A Tennessee pastor applauded by his Memphis congregation after admitting to a previous “sexual incident” has been put on leave.
Hundreds of members of the High Point Church rose to their feet after pastor Andy Savage confessed to the inappropriate encounter days after Jules Woodson penned an essay accusing him of sexual assault in 1998.
The megachurch’s lead pastor, Chris Conlee, said in a statement that leadership is “engaging a qualified, independent, third party organization to do a full audit of our church processes and Andy’s ministry.”
Conlee added that the church will “continue to support Andy and his family” despite the “mutually agreed upon” decision that he should take a leave of absence.

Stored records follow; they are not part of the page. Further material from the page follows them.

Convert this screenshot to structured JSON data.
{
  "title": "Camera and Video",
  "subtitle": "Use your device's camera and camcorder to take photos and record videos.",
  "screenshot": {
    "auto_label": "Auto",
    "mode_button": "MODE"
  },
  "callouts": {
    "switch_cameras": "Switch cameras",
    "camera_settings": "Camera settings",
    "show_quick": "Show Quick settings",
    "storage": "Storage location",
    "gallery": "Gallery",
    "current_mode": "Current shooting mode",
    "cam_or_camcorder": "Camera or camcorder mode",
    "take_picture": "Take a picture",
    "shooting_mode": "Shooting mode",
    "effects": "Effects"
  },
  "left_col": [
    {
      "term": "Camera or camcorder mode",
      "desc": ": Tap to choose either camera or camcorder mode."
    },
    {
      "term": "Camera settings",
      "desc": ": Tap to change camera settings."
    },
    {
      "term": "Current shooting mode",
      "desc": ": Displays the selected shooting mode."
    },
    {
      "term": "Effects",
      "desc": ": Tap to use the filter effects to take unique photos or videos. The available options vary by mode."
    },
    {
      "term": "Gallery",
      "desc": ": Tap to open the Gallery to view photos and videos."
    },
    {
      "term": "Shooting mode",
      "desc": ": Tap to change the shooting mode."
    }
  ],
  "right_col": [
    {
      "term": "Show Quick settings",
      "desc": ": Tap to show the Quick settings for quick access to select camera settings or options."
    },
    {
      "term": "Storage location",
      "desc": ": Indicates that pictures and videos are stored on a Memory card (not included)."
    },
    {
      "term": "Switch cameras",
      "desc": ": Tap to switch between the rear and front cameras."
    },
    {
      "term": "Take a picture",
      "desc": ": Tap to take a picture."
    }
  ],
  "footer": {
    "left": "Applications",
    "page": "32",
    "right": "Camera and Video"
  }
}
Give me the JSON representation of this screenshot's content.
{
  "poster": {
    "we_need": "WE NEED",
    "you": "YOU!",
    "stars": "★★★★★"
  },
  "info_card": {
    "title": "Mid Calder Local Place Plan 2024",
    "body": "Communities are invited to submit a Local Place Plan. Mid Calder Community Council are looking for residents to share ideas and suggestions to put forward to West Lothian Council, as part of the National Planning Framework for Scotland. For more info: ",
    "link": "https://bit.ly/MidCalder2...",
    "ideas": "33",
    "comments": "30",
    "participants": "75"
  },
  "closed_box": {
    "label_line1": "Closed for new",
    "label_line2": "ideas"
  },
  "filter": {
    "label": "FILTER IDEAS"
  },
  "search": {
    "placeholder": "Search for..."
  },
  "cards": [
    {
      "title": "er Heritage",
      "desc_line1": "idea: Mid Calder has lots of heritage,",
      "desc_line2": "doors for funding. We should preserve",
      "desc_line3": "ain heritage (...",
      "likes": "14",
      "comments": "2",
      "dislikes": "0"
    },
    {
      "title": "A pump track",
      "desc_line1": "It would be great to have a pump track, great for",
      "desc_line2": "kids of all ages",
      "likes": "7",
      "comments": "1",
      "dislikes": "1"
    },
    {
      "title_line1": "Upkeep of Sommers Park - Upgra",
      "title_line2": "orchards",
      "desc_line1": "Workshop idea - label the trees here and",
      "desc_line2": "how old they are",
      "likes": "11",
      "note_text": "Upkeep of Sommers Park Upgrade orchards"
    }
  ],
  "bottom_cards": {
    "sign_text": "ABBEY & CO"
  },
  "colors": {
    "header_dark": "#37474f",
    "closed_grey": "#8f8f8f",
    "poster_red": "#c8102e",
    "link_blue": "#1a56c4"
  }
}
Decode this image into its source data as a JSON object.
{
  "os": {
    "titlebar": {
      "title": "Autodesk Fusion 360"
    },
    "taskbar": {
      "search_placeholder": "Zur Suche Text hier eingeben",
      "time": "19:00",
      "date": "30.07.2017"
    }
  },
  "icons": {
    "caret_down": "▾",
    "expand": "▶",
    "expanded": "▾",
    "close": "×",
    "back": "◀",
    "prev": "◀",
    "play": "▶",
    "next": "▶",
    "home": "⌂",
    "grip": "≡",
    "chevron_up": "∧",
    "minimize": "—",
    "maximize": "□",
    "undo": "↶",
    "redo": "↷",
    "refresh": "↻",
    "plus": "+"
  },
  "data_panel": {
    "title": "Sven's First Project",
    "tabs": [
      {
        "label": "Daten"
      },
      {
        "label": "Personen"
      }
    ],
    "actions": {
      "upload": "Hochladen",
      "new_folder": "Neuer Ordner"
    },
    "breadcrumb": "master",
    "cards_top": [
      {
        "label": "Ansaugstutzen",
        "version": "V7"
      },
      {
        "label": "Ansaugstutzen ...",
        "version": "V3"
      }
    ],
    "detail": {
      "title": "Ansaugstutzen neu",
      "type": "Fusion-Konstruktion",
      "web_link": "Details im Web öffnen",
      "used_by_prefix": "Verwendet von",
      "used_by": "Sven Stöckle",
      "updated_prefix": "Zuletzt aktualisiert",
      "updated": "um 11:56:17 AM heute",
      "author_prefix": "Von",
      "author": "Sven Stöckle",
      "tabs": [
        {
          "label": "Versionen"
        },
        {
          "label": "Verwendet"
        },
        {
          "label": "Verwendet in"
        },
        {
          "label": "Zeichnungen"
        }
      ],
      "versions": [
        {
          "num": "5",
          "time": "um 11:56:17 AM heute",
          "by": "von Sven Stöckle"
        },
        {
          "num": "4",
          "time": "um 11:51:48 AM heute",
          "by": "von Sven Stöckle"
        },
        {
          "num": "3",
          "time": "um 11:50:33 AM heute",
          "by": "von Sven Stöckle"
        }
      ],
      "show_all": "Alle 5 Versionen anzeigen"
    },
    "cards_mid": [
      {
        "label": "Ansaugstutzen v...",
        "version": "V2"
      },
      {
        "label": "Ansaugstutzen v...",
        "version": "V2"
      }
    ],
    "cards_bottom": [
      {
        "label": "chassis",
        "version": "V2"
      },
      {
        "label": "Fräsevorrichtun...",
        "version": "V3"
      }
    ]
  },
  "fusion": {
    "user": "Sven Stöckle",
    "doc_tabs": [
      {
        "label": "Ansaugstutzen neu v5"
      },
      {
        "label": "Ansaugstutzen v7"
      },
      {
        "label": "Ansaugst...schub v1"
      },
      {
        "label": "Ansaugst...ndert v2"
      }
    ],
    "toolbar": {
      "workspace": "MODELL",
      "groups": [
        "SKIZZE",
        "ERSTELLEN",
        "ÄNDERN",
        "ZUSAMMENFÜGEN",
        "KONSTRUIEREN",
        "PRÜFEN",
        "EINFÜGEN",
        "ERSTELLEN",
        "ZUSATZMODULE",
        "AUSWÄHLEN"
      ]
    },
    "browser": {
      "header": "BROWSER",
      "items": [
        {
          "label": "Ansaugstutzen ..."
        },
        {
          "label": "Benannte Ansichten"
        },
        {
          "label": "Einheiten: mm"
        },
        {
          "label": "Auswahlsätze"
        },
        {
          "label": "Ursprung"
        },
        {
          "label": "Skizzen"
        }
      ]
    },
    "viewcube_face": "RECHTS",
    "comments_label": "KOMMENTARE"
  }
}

During a service earlier this month streamed on the Tennessee church’s YouTube page, Savage admitted he “regretfully had a sexual incident with a female high school senior in the church.”
Savage was a 22-year-old youth minister at Woodlands Parkway Baptist Church in Texas when the encounter ubfolded.
Members of the Highpoint Church in Memphis, Tennessee applauded Pastor Andy Savage when he admitted to and apologized for a sexual incident with a high school student 20 years ago.
(Highpoint Church via YouTube)
In an essay for Watch Keep, Woodson recalled the spring evening she spent waiting for her parents after spending some time at the church with friends. When they didn’t show up, Savage offered her a ride.
Rather than taking her home though, he took her to a wooded area where he “unzipped his pants and pulled out his penis.
“He asked me to suck it. I was scared and embarrassed, but I did it,” she wrote. “I remember thinking this must mean that Andy loved me. He then asked me to unbutton my shirt. I did.”
She was 17 at the time.
During his recent remarks, Savage said he thought the issue had been “dealt with in Texas.”
“Until now, I did not know there was unfinished business with Jules,” he told congregants. “Jules, I am deeply sorry for my actions 20 years ago. I remain committed to cooperate with you toward forgiveness and healing.”
Conlee in an official statement said news of the assault was “not new to me or our leadership” and described Savage as one of his “closest friends and partner in ministry.”
Woodson in an interview with the New York Times said comments made during the recent Sunday service and the reactions to them were “disgusting.”